  • Increase your power by reducing it. Start your encounters with the assumption that you’re in a position of lower power. That will help you see the other person’s perspective more accurately, which will help you move them.
  • Use your head as much as your heart. Top salespeople have strong emotional intelligence, but they don’t let their emotional connection sweep them away.
  • Mimic strategically. Learn to be a chameleon.

Buoyancy is "the quality that combines grittiness of spirit and sunniness of outlook." To be buoyant means to apply three components before, during and after any effort to move others.

  • Before: Think interrogative self-talk, which means, instead of making statements, ask yourself questions such as “Can we fix it?" Questioning self-talk elicits reasons for doing something and reminds people, and you, that many of those reasons come from within.
  • During: Think in terms of positivity ratios. 3 to l is the magic number. For every three instances of feeling gratitude, interest or contentment, people who experience only one instance of anger, guilt or embarrassment usually flourish.
  • After: This involves the the self-talk that occurs after an experience. Salespeople with an optimistic explanatory style, who saw rejections as temporary rather than permanent, specific rather than universal, are better at moving others.

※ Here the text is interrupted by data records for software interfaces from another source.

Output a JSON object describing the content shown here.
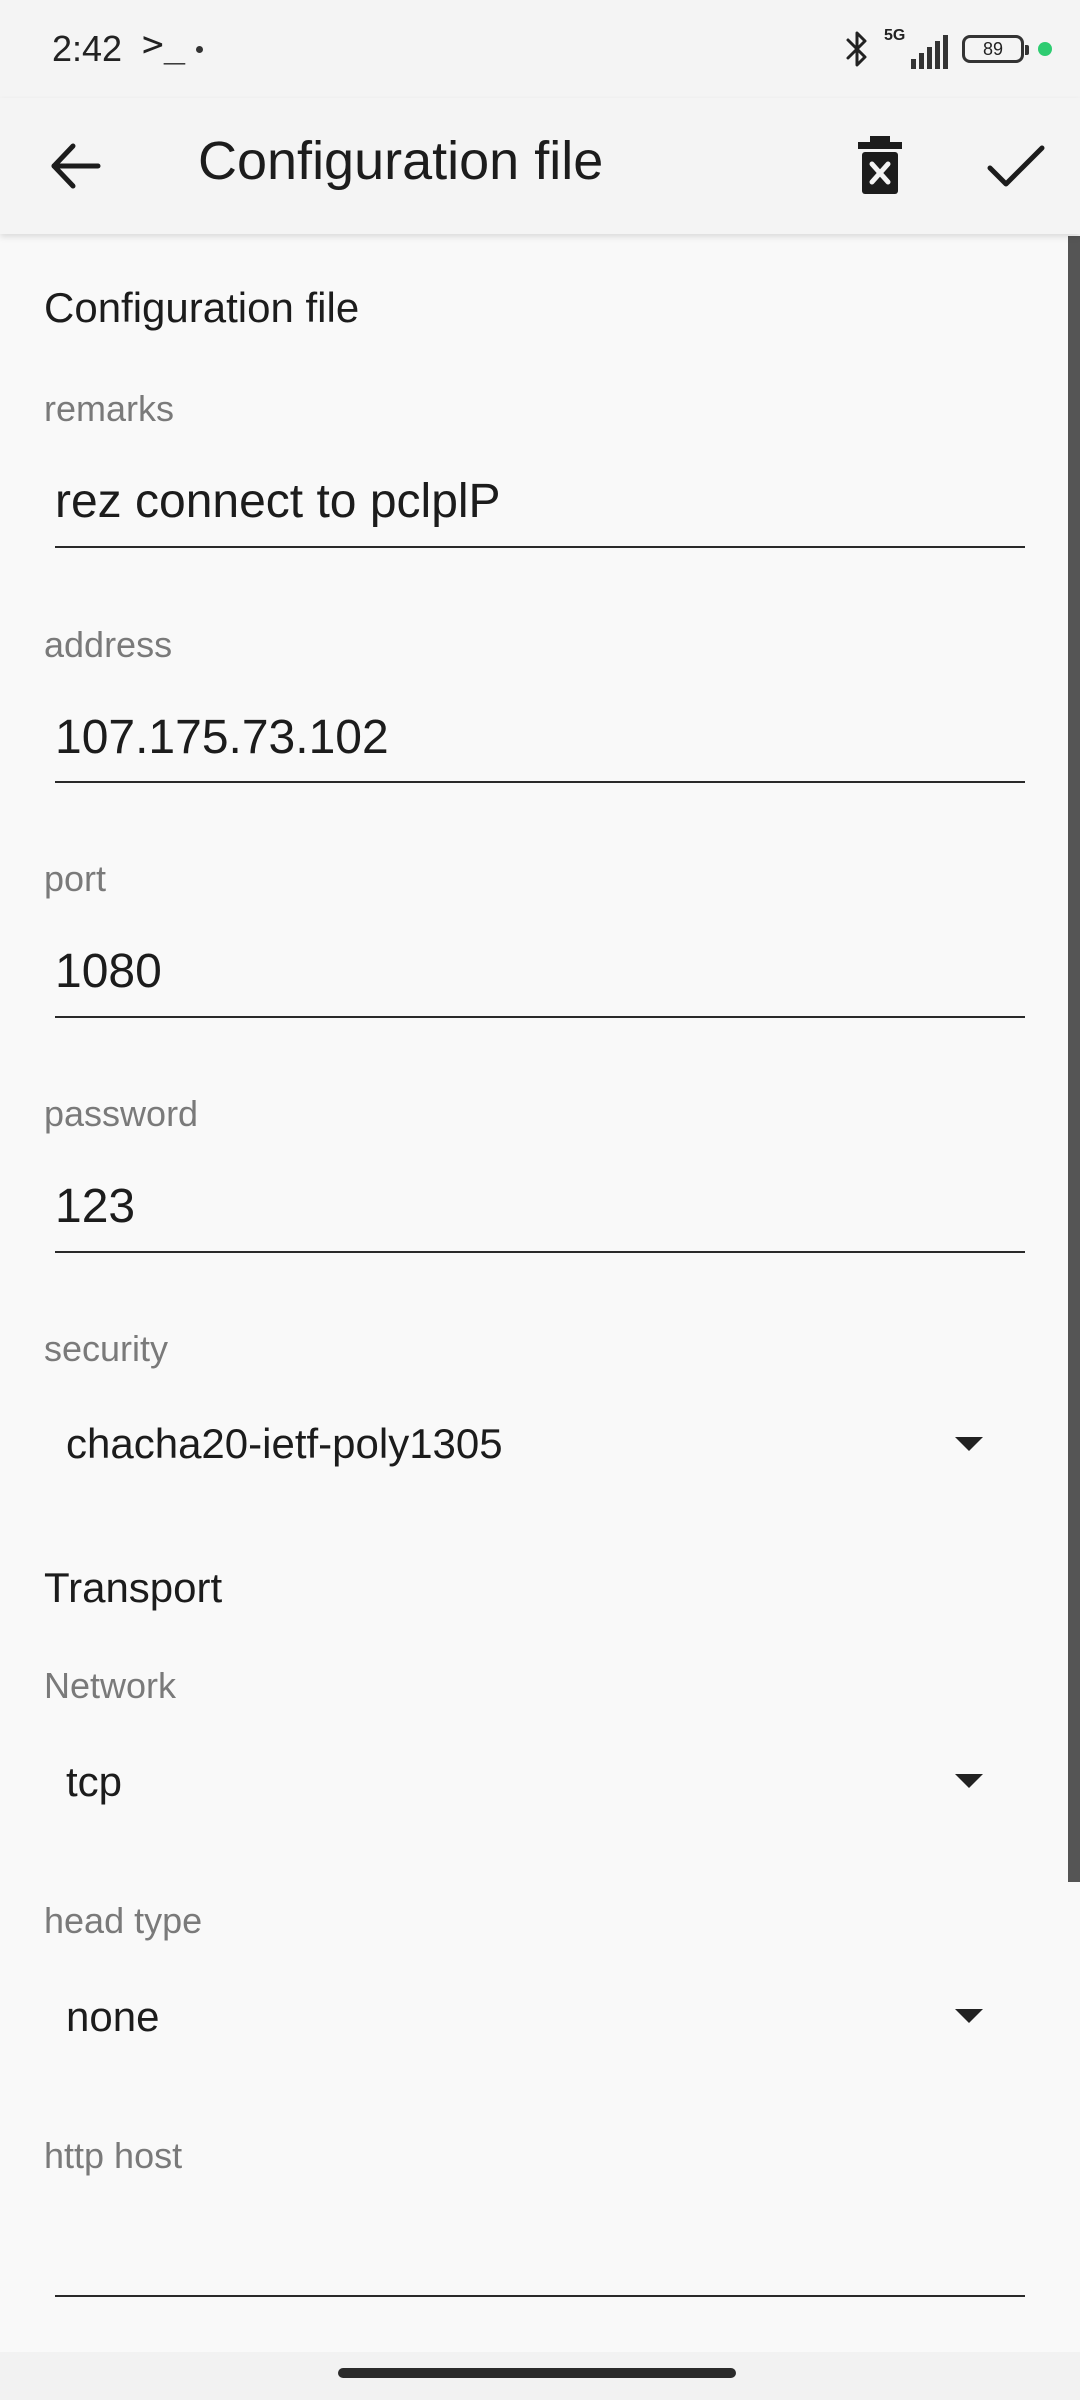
{
  "status_bar": {
    "time": "2:42",
    "prompt_symbol": ">_",
    "network": "5G",
    "battery": "89",
    "icons": [
      "bluetooth-icon",
      "signal-icon",
      "battery-icon",
      "green-dot-icon"
    ],
    "accent_green": "#2ecc71"
  },
  "app_bar": {
    "title": "Configuration file",
    "icons": [
      "back-arrow-icon",
      "delete-icon",
      "check-icon"
    ]
  },
  "form": {
    "section_title": "Configuration file",
    "remarks": {
      "label": "remarks",
      "value": "rez connect to pclplP"
    },
    "address": {
      "label": "address",
      "value": "107.175.73.102"
    },
    "port": {
      "label": "port",
      "value": "1080"
    },
    "password": {
      "label": "password",
      "value": "123"
    },
    "security": {
      "label": "security",
      "value": "chacha20-ietf-poly1305"
    },
    "transport_title": "Transport",
    "network": {
      "label": "Network",
      "value": "tcp"
    },
    "head_type": {
      "label": "head type",
      "value": "none"
    },
    "http_host": {
      "label": "http host",
      "value": ""
    }
  }
}
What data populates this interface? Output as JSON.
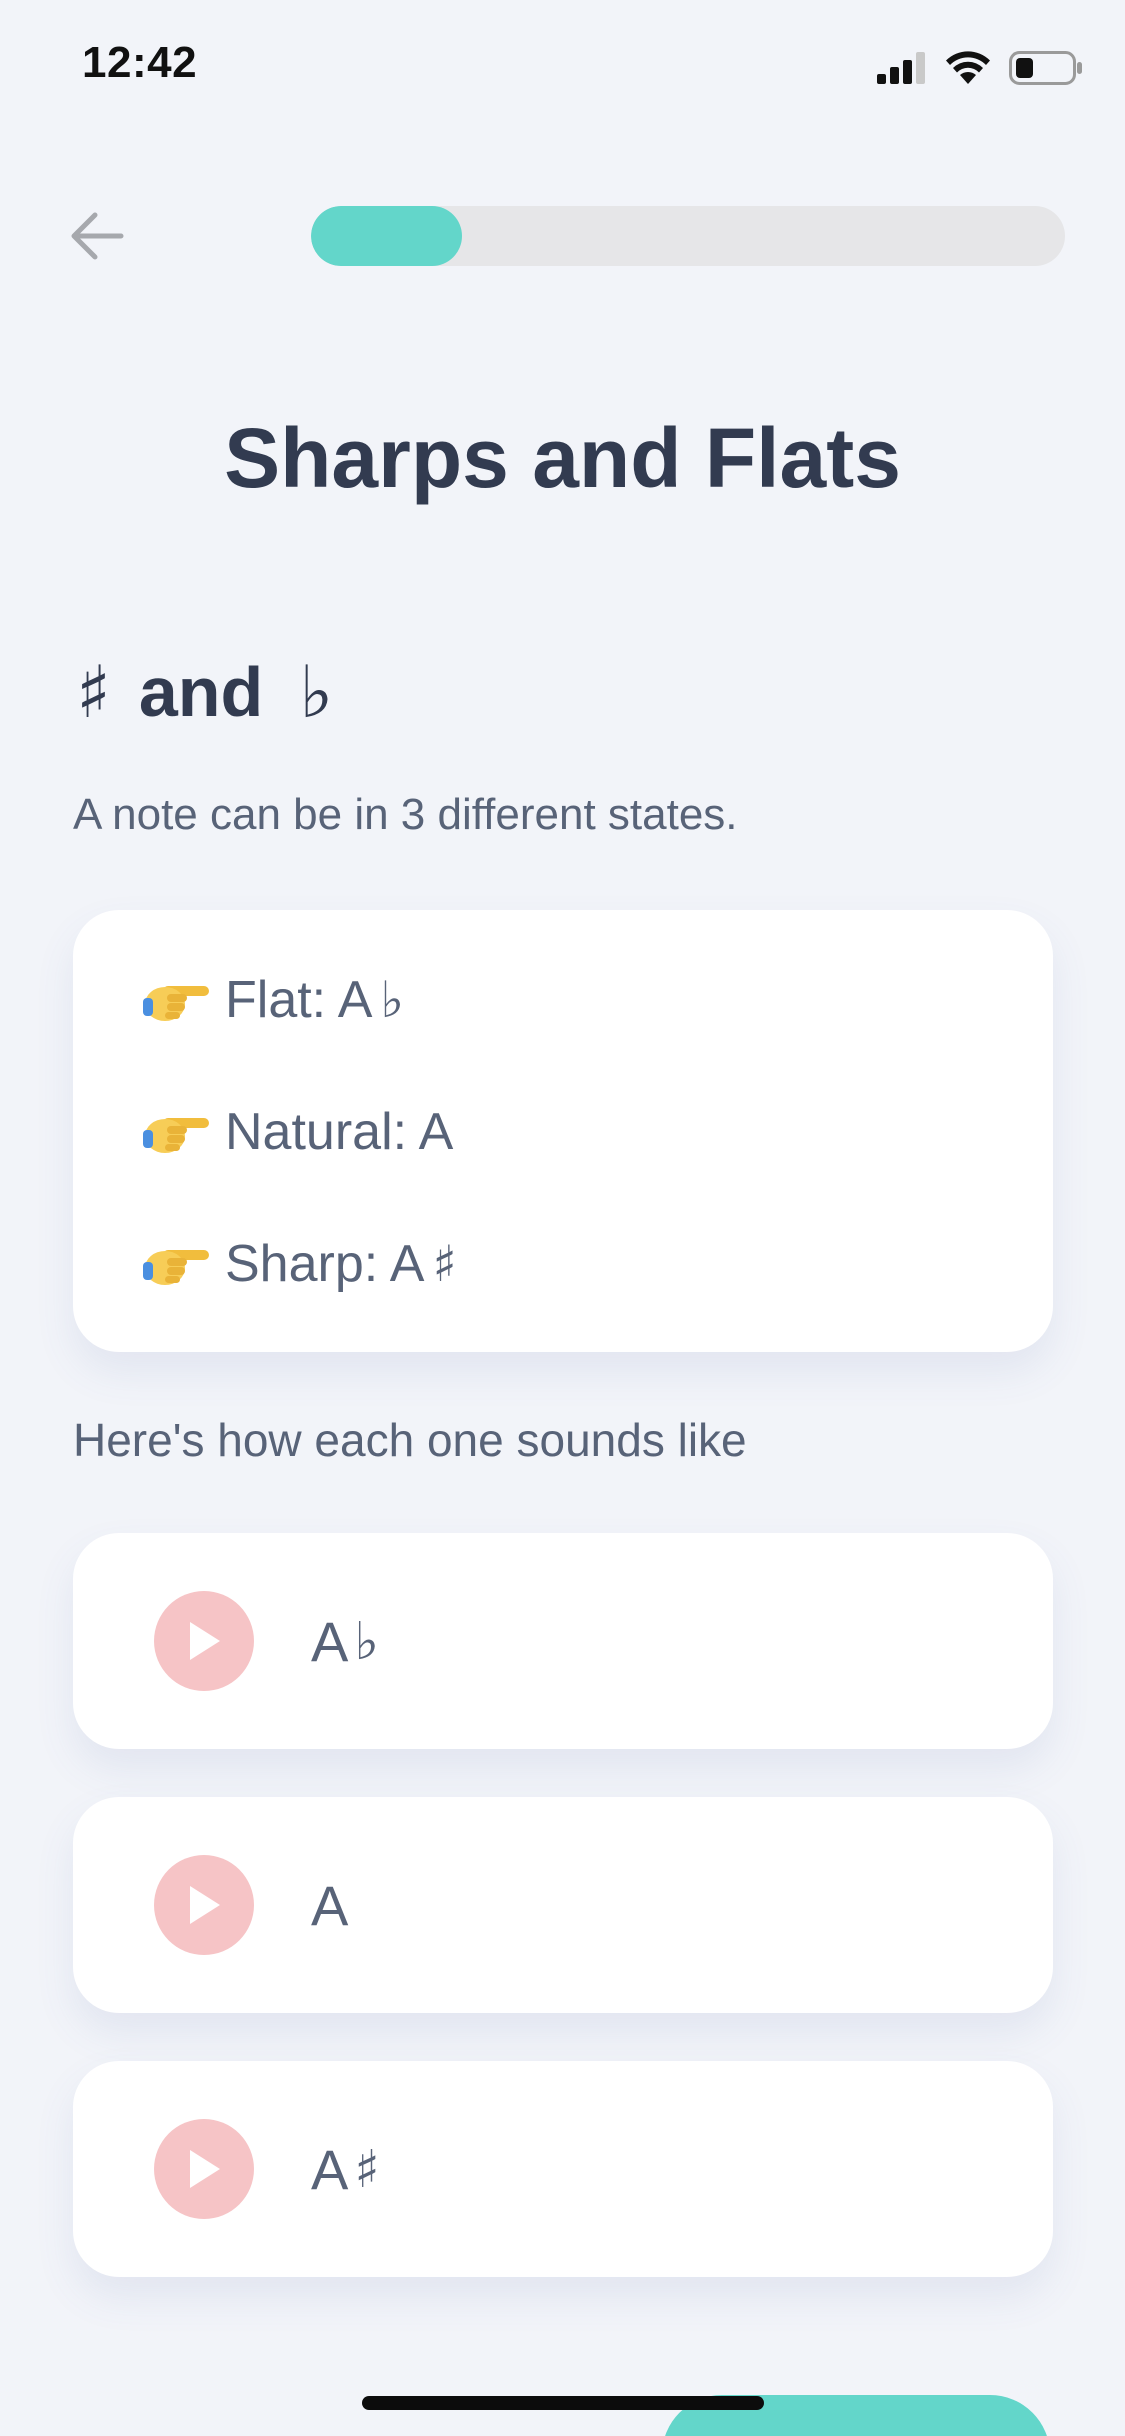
{
  "status_bar": {
    "time": "12:42",
    "icons": [
      "cellular-signal-icon",
      "wifi-icon",
      "battery-icon"
    ]
  },
  "nav": {
    "back_icon": "arrow-left-icon",
    "progress_fraction": 0.2
  },
  "page": {
    "title": "Sharps and Flats"
  },
  "section": {
    "sharp_symbol": "♯",
    "connector": "and",
    "flat_symbol": "♭"
  },
  "intro": {
    "text": "A note can be in 3 different states."
  },
  "states": [
    {
      "icon": "pointing-hand-icon",
      "label": "Flat: A",
      "symbol": "♭"
    },
    {
      "icon": "pointing-hand-icon",
      "label": "Natural: A",
      "symbol": ""
    },
    {
      "icon": "pointing-hand-icon",
      "label": "Sharp: A",
      "symbol": "♯"
    }
  ],
  "sounds": {
    "heading": "Here's how each one sounds like",
    "items": [
      {
        "icon": "play-icon",
        "note": "A",
        "symbol": "♭"
      },
      {
        "icon": "play-icon",
        "note": "A",
        "symbol": ""
      },
      {
        "icon": "play-icon",
        "note": "A",
        "symbol": "♯"
      }
    ]
  },
  "colors": {
    "accent": "#63d6ca",
    "play_button": "#f6c4c6",
    "background": "#f2f4f9",
    "title_text": "#323b50",
    "body_text": "#586378"
  }
}
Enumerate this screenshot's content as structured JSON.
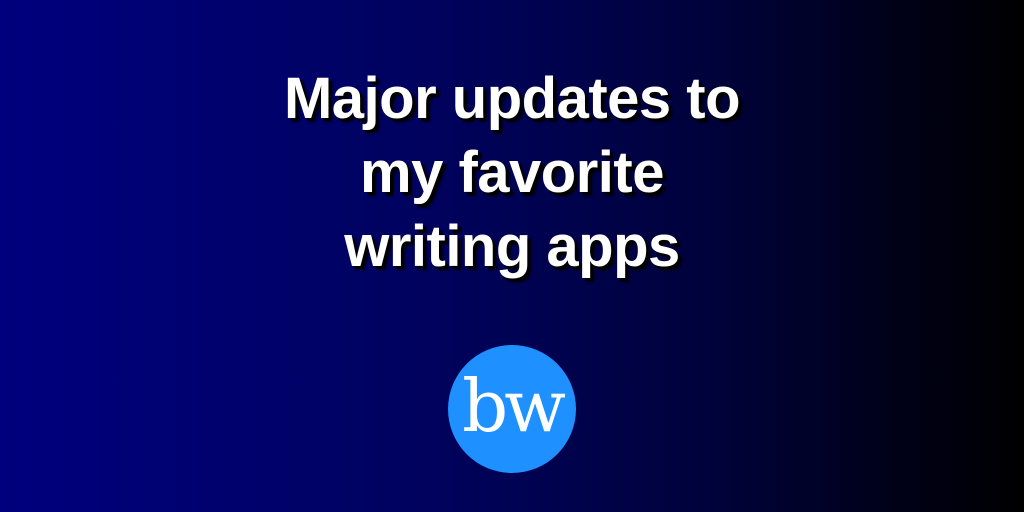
{
  "banner": {
    "background_colors": [
      "#00007e",
      "#000000"
    ],
    "headline": {
      "lines": [
        "Major updates to",
        "my favorite",
        "writing apps"
      ]
    },
    "logo": {
      "text": "bw",
      "circle_color": "#1e90ff",
      "text_color": "#ffffff"
    }
  }
}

Clarity is "the capacity to make sense of murky situations." To create clarity, you first need to find the right problems to solve, then find the right frame for the problem. Every problem needs a contrast, so ask yourself the question: “compared to what?” Finally, you need to find an "off-ramp," which Pink defines as providing a clear directive for people to act.

Beyond the Elevator Pitch

Pink argues that even pitching is changing, depending on the idea, the locale and the person being pitched. A single, one-size-fits-all elevator pitch is no longer relevant. Instead, Pink suggests having six different pitches.

  • The one-word pitch: One word can connect with others. For example, what technology company do you think of when you hear the word “Search”? What credit card company comes to mind when you hear the word “Priceless”?
  • The question pitch: Ronald Reagan’s effective use of the question during the 1980 election has become a classic of the question pitch, “Are you better off now than you were four years ago?"
  • The rhyming pitch: Johnnie Cochran’s use of this sentence in the OJ. Simpson trial: “If it doesn’t fit ... you must acquit.”
  • The subject line pitch: Your email subject line should be either obviously useful, mysteriously intriguing or ultra-specific.
  • The Twitter pitch: University of Iowa Tippie College of Business used a 140-character contest to award a scholarship package. The winner? A haiku: “Globally minded/Innovative and drive/Tippie can sharpen."
  • The Pixar pitch: A six-sentence format that’s led to Pixar’s most successful films: Once upon a time there was_____. Every day, _____. One day _____. Because of that, _____. Because of that, _____. Until finally _____.

Improvise and Serve

Pink concludes To Sell Is Human with an emphasis on the "human" aspect, arguing that learning the skills of an improvisational actor can radically increase your ability to move others. In other words, if you train your ears to listen for both explicit and non-explicit offers, if you respond to others with “Yes and,” and if you always try to make your counterpart look good, possibilities will emerge.

Sales and non-sales selling are ultimately about service, Pink maintains. At its best, moving people can achieve something greater than merely an exchange of resources. That’s most likely to happen when you do two things: Make it personal, and make it purposeful.

In the end, selling is about moving others. And moving others doesn’t require that we neglect these nobler aspects of our nature. Today it demands that we embrace them. It begins and ends by remembering that to sell is human.

Read more sales and marketing articles.

Photo: Thinkstock 

Strategic Facilitation & Ideation, MatthewEMay.com